Activity:
In the data below, find every line that has the string "Orange", and copy it.

[Dataset rows describing interfaces]

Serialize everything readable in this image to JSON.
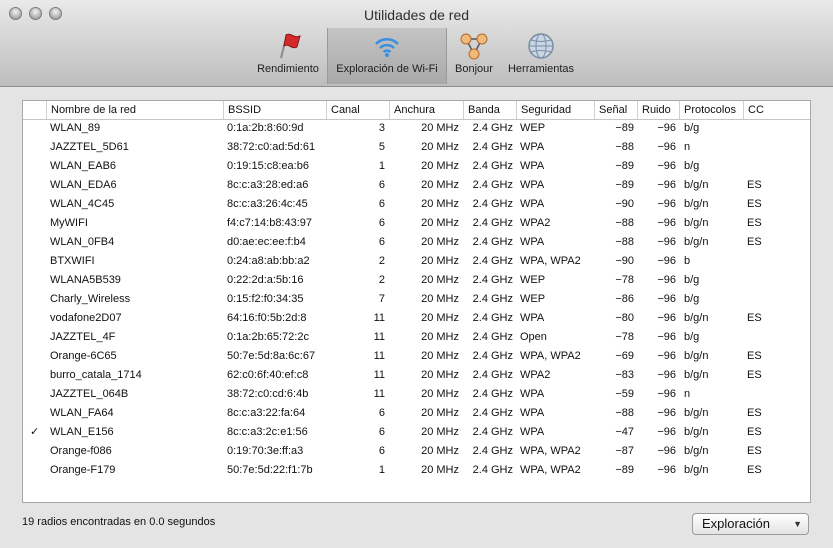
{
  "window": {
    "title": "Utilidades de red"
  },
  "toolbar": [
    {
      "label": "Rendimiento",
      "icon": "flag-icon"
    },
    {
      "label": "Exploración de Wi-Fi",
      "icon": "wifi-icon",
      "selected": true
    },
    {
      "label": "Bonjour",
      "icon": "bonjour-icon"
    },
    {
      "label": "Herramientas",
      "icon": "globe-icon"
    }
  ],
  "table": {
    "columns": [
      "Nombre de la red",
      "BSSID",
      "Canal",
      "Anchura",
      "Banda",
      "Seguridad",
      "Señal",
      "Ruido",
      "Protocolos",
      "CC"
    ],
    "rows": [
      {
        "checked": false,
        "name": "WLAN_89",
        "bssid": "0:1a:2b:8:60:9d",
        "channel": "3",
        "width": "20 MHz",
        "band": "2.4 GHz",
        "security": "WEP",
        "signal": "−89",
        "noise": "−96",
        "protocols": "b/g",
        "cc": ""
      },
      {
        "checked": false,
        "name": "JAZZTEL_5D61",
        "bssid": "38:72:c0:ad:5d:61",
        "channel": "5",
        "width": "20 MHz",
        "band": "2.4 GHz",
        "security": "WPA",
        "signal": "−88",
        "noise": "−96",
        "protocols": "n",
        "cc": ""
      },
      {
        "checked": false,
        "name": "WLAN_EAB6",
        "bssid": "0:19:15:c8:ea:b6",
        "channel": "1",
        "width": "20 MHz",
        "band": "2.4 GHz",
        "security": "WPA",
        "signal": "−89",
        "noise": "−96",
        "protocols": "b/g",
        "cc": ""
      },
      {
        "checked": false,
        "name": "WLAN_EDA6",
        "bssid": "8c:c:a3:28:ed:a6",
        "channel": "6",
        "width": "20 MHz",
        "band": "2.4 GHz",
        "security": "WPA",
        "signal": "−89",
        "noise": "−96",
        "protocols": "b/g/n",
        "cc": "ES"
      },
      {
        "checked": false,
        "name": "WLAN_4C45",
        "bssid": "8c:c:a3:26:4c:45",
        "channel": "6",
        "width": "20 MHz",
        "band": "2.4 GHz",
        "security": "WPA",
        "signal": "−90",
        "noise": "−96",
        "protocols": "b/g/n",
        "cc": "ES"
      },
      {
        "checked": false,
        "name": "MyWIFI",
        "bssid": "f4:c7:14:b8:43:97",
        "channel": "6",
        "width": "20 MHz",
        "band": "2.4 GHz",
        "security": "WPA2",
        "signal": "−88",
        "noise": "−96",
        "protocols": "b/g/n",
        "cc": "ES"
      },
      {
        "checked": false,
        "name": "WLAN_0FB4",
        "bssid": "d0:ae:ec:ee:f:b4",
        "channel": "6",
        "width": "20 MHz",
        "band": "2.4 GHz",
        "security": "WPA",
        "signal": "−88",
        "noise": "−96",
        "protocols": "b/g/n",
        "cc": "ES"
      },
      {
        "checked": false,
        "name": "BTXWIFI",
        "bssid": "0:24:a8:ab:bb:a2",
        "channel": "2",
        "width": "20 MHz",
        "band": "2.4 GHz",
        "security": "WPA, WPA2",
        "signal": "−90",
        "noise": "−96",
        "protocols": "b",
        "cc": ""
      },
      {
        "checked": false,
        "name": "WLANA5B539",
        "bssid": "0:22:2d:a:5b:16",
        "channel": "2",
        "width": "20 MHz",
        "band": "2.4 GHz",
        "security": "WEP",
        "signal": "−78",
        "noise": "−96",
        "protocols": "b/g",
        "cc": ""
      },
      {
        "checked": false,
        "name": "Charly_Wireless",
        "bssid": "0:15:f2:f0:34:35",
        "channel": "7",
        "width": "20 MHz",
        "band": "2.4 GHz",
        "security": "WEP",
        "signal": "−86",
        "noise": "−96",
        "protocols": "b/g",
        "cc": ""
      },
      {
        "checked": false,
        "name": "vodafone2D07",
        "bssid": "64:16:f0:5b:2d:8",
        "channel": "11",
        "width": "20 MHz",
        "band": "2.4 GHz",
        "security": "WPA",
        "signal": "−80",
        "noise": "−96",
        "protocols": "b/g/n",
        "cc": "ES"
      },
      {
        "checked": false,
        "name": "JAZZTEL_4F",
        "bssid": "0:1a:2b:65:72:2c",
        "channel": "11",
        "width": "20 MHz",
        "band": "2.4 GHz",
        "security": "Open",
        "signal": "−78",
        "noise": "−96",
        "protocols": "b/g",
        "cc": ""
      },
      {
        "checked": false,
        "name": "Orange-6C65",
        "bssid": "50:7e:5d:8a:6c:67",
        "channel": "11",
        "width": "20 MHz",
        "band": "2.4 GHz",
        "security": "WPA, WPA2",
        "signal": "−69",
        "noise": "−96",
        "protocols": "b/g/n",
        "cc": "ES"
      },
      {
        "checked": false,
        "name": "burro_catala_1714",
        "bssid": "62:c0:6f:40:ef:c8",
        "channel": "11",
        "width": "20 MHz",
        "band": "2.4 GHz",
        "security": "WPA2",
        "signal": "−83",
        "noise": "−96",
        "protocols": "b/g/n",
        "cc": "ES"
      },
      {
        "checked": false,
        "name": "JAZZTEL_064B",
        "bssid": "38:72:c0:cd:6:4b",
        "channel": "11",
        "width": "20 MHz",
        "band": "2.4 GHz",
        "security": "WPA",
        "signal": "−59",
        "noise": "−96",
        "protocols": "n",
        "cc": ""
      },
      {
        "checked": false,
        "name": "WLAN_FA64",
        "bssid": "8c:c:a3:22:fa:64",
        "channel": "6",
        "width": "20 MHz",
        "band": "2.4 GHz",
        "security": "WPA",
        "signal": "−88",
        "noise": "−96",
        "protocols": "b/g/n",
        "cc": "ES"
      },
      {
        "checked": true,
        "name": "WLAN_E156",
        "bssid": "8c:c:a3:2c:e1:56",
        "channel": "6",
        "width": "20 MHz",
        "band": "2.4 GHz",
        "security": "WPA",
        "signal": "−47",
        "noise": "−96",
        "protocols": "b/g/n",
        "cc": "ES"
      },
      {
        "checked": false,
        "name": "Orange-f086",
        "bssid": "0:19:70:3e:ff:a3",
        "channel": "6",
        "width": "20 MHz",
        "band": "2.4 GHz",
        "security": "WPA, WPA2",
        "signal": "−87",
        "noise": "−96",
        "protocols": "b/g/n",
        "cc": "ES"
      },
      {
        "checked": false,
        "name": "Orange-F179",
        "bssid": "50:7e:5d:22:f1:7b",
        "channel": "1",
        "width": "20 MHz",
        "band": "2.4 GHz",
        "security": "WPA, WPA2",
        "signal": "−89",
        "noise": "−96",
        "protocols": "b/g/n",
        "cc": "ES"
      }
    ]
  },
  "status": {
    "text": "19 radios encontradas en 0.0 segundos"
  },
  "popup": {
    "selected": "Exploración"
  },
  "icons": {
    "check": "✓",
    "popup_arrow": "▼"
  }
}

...

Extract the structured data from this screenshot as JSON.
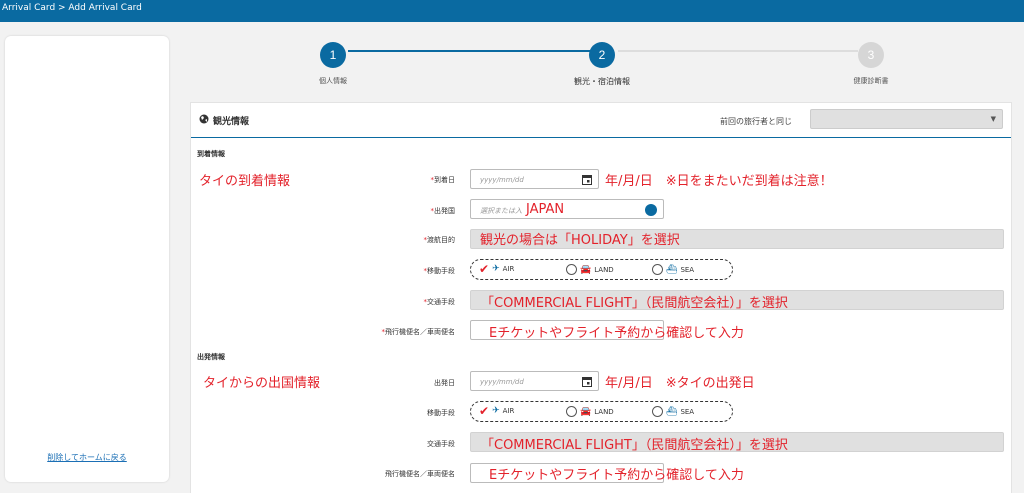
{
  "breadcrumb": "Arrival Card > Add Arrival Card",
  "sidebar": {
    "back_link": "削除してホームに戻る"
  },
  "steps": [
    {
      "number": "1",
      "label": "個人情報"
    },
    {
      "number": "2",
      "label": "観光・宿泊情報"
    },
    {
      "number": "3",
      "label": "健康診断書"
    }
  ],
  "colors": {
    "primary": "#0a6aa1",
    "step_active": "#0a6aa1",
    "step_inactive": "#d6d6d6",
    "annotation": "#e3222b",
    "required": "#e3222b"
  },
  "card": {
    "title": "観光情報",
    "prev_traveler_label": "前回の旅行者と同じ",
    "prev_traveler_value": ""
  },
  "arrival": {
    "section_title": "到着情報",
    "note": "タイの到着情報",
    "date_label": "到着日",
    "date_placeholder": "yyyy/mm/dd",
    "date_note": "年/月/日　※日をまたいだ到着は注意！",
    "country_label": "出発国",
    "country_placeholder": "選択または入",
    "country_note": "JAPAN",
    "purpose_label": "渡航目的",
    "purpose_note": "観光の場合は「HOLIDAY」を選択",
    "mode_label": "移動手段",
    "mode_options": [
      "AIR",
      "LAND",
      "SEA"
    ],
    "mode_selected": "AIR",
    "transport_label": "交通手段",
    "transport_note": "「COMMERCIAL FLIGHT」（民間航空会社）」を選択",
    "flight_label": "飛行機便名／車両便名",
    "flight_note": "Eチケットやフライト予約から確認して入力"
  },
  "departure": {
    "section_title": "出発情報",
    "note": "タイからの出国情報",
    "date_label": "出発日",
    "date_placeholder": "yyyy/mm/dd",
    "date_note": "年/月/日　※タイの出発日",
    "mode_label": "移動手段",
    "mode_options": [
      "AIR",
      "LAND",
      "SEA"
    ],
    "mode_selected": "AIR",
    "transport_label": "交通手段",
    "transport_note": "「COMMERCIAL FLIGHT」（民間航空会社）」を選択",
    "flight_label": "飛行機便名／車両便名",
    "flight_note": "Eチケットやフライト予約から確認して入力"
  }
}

Output of the task:
        "name": "Orange-6C65",
        "name": "Orange-f086",
        "name": "Orange-F179",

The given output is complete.